> LISTED RECORDS:
■ ■ ■

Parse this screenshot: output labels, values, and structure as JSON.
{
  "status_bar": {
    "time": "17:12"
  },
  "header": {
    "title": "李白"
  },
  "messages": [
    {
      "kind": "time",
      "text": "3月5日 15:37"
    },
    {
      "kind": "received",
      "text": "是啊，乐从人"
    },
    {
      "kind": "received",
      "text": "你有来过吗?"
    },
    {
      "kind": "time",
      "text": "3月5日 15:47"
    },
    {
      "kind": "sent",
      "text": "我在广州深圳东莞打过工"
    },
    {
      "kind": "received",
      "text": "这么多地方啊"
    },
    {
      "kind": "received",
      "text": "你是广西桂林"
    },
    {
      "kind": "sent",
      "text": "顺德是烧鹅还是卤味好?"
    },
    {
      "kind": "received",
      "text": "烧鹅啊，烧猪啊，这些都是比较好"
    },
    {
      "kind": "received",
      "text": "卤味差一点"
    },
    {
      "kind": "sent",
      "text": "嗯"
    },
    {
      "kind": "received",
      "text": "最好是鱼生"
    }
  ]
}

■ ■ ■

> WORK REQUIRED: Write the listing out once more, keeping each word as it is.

> RESPONSE TO THE TASK:
Parse this screenshot: output labels, values, and structure as JSON.
{
  "status_bar": {
    "time": "17:12"
  },
  "header": {
    "title": "李白"
  },
  "messages": [
    {
      "kind": "time",
      "text": "3月5日 15:37"
    },
    {
      "kind": "received",
      "text": "是啊，乐从人"
    },
    {
      "kind": "received",
      "text": "你有来过吗?"
    },
    {
      "kind": "time",
      "text": "3月5日 15:47"
    },
    {
      "kind": "sent",
      "text": "我在广州深圳东莞打过工"
    },
    {
      "kind": "received",
      "text": "这么多地方啊"
    },
    {
      "kind": "received",
      "text": "你是广西桂林"
    },
    {
      "kind": "sent",
      "text": "顺德是烧鹅还是卤味好?"
    },
    {
      "kind": "received",
      "text": "烧鹅啊，烧猪啊，这些都是比较好"
    },
    {
      "kind": "received",
      "text": "卤味差一点"
    },
    {
      "kind": "sent",
      "text": "嗯"
    },
    {
      "kind": "received",
      "text": "最好是鱼生"
    }
  ]
}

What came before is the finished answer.